The most obvious and immediate factor differentiating Dick Diver‘s Melbourne, Florida from its predecessors is the horn section edging its way into the majority of the songs. They’re pushing the typical “guitar band” boundaries, too, dabbling with zany synths and melodic piano lines that fuse well with their natural pop sensibilities
Lyrically, though, they’re still very much grounded in the language of the suburbs – the songs are peppered with references to televisions, driveways and junk mail. “See your name in number plates/hiding in the traffic,” sings drummer Steph Hughes on third track Leftovers, cementing the record’s place as a soundtrack for the everyday.

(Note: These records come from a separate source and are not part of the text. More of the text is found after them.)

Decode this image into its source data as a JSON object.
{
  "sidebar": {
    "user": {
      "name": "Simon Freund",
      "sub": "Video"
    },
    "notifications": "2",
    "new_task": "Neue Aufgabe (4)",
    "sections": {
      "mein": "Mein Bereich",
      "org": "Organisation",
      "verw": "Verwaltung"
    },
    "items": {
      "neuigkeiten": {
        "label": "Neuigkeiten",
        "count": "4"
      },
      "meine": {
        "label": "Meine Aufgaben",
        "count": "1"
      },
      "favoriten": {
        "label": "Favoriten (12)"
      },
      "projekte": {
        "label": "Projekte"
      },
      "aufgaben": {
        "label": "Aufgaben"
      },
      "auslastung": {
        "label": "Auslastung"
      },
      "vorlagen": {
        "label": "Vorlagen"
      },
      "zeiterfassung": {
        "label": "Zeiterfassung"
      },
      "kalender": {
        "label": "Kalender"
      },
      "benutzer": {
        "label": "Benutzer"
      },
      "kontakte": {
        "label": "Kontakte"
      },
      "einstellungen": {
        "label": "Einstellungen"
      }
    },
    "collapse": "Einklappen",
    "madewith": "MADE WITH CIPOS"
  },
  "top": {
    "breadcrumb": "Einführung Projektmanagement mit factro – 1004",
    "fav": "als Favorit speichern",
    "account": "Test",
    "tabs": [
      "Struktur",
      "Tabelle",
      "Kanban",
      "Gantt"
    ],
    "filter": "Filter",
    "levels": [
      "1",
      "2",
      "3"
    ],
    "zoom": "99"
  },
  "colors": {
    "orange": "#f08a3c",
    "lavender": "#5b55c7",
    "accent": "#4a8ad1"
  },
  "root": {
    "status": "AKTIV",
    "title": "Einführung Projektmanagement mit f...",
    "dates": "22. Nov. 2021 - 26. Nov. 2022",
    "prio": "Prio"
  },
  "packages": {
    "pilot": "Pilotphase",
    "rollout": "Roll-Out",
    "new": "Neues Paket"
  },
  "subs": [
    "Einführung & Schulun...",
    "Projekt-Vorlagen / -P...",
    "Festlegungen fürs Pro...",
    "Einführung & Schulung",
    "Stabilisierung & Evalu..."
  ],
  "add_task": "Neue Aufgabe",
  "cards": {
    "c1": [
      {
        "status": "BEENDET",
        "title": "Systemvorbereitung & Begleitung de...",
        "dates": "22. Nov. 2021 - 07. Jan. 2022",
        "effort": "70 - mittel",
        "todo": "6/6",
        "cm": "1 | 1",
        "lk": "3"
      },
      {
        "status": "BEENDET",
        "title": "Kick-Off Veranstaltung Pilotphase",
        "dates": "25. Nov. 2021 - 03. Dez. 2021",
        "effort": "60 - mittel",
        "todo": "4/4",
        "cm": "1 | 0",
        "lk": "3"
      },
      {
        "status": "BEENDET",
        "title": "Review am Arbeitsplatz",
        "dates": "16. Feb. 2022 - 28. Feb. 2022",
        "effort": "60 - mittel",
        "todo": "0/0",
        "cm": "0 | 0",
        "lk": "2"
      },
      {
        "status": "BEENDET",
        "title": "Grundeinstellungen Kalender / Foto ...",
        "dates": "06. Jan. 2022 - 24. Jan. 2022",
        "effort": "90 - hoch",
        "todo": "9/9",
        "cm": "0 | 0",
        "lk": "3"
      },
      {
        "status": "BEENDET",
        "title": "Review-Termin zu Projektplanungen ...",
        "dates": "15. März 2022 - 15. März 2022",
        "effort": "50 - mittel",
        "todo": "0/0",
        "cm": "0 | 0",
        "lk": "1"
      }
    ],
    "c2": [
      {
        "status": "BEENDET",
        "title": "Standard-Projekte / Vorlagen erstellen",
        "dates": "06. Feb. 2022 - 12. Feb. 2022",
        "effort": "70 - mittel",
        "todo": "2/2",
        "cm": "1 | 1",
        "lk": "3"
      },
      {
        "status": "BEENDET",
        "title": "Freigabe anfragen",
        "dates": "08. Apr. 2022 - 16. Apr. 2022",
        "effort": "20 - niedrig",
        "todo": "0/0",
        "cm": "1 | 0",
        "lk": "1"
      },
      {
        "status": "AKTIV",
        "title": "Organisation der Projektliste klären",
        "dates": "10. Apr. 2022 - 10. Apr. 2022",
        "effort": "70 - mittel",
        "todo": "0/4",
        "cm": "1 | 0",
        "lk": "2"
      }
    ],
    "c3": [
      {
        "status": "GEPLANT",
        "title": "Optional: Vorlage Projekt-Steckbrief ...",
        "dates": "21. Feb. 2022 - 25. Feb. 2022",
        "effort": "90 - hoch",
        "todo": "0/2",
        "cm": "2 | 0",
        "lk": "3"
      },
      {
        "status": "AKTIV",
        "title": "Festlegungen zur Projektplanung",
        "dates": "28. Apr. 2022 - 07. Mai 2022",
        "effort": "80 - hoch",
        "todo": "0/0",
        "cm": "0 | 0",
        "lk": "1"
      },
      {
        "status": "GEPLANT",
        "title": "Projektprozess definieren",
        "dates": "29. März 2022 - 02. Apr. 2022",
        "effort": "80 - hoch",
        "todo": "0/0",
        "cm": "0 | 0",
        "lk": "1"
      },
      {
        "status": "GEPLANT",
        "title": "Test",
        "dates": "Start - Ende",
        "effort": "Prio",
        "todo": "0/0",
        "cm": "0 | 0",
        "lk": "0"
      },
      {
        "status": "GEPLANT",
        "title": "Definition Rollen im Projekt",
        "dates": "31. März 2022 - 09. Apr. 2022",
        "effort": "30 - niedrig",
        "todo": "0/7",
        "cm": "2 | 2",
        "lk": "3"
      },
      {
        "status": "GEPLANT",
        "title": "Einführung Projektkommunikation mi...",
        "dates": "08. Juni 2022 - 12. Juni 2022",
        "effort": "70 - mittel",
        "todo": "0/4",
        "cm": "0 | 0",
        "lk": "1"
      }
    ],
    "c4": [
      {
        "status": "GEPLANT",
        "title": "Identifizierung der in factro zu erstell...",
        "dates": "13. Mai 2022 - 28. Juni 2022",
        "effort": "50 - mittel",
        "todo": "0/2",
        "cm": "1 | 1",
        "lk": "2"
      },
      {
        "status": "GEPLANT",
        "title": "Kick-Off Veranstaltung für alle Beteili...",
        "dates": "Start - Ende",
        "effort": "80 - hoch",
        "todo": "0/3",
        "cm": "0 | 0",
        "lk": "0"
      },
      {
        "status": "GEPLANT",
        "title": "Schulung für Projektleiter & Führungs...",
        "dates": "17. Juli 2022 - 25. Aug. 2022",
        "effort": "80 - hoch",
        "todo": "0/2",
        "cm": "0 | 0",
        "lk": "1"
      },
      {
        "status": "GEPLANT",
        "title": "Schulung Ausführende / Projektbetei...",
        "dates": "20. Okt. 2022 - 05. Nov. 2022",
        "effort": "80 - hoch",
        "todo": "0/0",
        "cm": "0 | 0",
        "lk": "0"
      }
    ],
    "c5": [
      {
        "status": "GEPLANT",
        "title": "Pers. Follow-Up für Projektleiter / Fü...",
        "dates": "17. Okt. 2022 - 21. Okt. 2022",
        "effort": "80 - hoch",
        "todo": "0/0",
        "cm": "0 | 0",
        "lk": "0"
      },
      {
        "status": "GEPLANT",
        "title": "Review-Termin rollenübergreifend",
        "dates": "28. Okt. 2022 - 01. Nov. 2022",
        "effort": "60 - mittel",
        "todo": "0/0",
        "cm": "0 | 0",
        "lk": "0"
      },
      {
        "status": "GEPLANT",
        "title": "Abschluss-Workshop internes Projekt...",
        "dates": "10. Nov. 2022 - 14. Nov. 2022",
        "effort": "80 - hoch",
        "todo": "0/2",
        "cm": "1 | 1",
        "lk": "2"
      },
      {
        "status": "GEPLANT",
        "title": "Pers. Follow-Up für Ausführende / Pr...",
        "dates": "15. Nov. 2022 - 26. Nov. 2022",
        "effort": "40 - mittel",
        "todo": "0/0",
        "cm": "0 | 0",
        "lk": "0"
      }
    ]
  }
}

The album, Dick Diver’s third, starts off strong with the terrific Waste The Alphabet. Year in Pictures is more subdued, with the horn section floating through at the end.
The dreaminess of the first few tracks is jolted by the deadpan Beat Me Up (Talk to a Counsellor), the lone appearance of Al Montfort’s nasally vocals. With its steady snare march and spacey zaps of synth, it’s carried by drolly nerdy lines like “you beat me up/don’t get a gun, talk to a counsellor.”
The mood shifts again with the gentle, piano-led instrumental Resist, which acts as a prelude to sprawling ballad Percentage Points. It boasts a Chills’ Night Of Chill Blue vibe to it, complete with finger clicks and the killer line: “There’s sick on your lapel, daddy-o.”
Cutting through the glossiness, Hughes’ vocals creep in halfway through, shadowing frontman Rupert Edwards’ voice and sounding like it should be in the background of a slow dance somewhere in John Hughes’ universe.
View from a Shaky Ladder is a fitting closer, pairing Hughes’ stark vocals with a minimal piano line, rounded off with a final appearance from the horn section. The result feels like The Breeders’ more tender moments (think Driving On 9).
Melbourne, Florida is a solid, confident album from one of Melbourne’s finest purveyors of smart, wry indie pop.
Dick Diver’s ‘Melbourne, Florida’ is out now via Chapter Music.